Directions for this task
Only a number is expected here: the count of lines in this data where "JSON" occurs.

Component data from apps and pages
● ● ●
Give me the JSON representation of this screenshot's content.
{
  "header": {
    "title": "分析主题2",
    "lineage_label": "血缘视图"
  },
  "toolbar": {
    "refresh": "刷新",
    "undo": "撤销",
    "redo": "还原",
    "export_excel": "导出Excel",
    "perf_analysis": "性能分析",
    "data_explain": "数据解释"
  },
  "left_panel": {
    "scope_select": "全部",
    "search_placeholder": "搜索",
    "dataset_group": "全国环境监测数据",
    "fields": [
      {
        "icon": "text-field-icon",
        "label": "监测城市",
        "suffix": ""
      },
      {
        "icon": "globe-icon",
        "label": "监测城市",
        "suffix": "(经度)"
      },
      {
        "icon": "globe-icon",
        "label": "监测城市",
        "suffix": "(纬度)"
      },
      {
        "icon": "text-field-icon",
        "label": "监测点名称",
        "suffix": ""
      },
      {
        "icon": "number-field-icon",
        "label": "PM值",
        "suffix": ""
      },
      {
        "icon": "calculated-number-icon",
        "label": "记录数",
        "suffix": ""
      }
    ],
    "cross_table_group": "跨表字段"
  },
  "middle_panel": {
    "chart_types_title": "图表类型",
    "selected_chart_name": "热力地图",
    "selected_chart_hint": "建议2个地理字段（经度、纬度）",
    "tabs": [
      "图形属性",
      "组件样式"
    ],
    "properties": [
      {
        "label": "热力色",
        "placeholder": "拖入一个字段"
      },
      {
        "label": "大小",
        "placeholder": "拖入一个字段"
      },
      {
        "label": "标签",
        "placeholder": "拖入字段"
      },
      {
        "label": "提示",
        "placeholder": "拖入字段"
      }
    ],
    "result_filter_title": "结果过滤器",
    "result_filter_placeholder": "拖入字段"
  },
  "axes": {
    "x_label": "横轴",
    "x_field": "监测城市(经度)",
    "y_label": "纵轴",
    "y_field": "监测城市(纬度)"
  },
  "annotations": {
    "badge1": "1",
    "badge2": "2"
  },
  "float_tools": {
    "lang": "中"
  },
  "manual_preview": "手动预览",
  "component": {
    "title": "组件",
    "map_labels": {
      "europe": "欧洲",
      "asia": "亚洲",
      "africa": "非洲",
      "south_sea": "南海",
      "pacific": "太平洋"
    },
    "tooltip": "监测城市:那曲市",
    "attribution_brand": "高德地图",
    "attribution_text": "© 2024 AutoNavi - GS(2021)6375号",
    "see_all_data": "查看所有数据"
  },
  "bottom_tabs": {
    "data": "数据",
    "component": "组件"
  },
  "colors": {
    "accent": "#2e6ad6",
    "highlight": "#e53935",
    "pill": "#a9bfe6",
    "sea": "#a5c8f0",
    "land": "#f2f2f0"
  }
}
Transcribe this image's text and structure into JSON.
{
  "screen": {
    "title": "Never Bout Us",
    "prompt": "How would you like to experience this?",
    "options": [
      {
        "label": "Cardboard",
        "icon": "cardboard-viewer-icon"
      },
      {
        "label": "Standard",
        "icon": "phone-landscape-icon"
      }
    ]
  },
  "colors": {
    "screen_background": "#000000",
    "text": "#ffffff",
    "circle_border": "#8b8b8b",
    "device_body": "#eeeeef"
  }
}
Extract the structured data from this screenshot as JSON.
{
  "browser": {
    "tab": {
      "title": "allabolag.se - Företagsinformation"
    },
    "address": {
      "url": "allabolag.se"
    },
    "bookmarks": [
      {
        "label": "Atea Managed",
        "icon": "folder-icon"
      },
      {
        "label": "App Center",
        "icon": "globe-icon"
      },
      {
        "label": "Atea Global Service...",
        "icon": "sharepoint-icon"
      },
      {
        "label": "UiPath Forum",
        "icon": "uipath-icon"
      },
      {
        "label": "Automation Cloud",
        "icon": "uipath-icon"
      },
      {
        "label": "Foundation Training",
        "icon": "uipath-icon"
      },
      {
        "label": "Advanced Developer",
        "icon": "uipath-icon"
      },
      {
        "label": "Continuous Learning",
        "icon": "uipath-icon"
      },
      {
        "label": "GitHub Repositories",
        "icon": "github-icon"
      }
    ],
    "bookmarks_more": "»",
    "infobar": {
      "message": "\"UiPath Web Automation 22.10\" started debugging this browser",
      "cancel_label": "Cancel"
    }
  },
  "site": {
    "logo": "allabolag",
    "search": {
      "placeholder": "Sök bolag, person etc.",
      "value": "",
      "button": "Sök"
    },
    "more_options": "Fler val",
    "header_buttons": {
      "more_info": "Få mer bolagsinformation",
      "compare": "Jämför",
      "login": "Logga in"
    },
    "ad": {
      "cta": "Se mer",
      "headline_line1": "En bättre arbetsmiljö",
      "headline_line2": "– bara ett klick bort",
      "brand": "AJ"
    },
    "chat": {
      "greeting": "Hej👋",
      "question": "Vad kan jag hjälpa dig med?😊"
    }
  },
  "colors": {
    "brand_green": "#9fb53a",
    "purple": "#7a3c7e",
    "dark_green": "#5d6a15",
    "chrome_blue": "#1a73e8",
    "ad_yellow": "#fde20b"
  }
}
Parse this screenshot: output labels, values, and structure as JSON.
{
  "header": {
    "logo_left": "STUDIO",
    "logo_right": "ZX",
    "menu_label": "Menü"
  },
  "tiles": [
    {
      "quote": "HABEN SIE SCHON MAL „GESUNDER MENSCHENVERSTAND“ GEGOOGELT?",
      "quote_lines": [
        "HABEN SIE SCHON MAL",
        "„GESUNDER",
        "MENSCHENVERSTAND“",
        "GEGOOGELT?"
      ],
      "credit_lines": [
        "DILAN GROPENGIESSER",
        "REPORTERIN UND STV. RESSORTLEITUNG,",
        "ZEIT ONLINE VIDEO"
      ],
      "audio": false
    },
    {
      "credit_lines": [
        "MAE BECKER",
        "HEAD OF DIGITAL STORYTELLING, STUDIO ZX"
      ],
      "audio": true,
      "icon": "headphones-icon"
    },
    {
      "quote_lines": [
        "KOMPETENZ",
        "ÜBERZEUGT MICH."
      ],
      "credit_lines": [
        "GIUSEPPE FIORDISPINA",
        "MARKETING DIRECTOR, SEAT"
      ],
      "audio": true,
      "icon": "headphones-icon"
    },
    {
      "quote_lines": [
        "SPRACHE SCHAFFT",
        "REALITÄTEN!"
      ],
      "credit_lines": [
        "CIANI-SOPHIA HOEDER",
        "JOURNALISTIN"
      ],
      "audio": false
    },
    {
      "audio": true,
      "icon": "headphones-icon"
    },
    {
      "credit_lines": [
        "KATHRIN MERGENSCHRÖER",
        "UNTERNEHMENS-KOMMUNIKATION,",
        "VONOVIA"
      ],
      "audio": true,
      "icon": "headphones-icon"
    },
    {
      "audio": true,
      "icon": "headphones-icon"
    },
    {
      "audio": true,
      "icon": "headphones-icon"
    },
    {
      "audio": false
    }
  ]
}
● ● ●
Written solution
4